On her way into Wheeling from the West Liberty area every day, Dottie Thomas sees gas rigs, large trucks and other signs of Chesapeake Energy's drilling activities.
Thomas, director of the Ohio County Public Library, believes it is time to review information about how the Marcellus Shale natural gas rush is impacting West Virginia's Northern Panhandle. The library will host the first meeting in its "Fracking Facts" series at 7 p.m. Thursday at its 52 16th St. location in Wheeling.
"I live in the West Liberty area, where there is now a lot of drilling activity," said Thomas. "I see some of what is happening."
The program will feature members of the Wetzel County Action Group, an organization with a website - www.wcag-wv.org - highlighting some of the potential problems associated with drilling activity. The presenters will share their four years of experience with gas extraction in their neighborhoods, and how those activities have impacted their communities. The first presentation titled, "The Process," will focus on site preparation, drilling, fracking, compressor stations, traffic issues and completion.

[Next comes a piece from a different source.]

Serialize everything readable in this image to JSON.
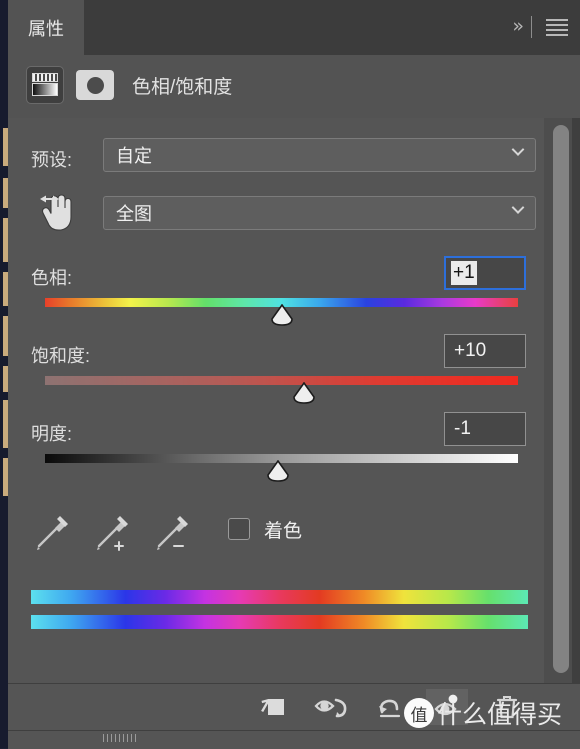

The action group will hold a second presentation at the library at 7 p.m. May 26 titled, "Challenges and Suggestions." This program will focus on the economic, social, and environmental issues raised by activities related to gas drilling.
During its third installment, the library will welcome Dee Fulton and Duane Nichols of Frack-Check West Virginia - www.frackcheckwv.net - who will discuss their organization's activities and goals at 2 p.m. June 4.
Additional programs in the series will be announced as they are scheduled. Like all library programs, the series is free and open to the public. Call 304-232-0244 for more information. Though the library is not yet planning to have Chesapeake or other gas company representatives speak during the fracking series, Thomas said the drillers would be welcome if they decide to come.
"Our goal is to educate the public," she said. "If the gas companies approach us, we will gladly give them a chance to speak."
In addition to possible traffic accidents, road damage, explosions, fires, water contamination, air pollution and noise pollution, some are concerned about the chemicals natural gas drillers use for fracking. Fracking occurs after companies finish the drilling process of natural gas development. Millions of gallons of water, sand and chemicals are pumped more than a mile into the ground at high pressure in order to shatter the rock, thereby releasing the gas.
Chesapeake, the most active driller in the Upper Ohio Valley, has already drilled and fracked many wells in the area, with plans to complete similar work at multiple other sites.
If even 0.5 percent of the five million gallons of water, sand and chemical solution used to frack a typical Marcellus Shale well consists of chemicals, that means 25,000 gallons of chemicals are being pumped into the ground at pressure as high as 10,000 pounds per square inch. Not every frack job requires the same solution of chemicals, so not all substances will be used for every well. Chesapeake officials previously acknowledged using these chemicals for frack jobs, most of which can be found in common household products such as laundry detergent, hair coloring solution and antifreeze: hydrochloric acid; ethylene glycol; isopropanol; glutaraldehyde; petroleum distillate; guar gum; ammonium persulfate; formamide; borate salts; citric acid; potassium chloride; and sodium or potassium carbonate.
In addition to the materials Chesapeake acknowledges, some of the 85 fracking chemicals listed by the Pennsylvania Department of Environmental Protection are xylene, toluene and tetramethylammonium chloride. Information from the Occupational Safety and Health Administration shows that prolonged exposure to xylene can lead to liver and kidney damage.
According to the Centers for Disease Control and Prevention, exposure to toluene can cause confusion, euphoria, dizziness, headache, dilated pupils, crying, anxiety, muscle fatigue, insomnia, liver damage and kidney damage. According to Material Safety Data Sheets, tetramethylammonium chloride is a poison that "may be fatal if swallowed, inhaled or absorbed through the skin."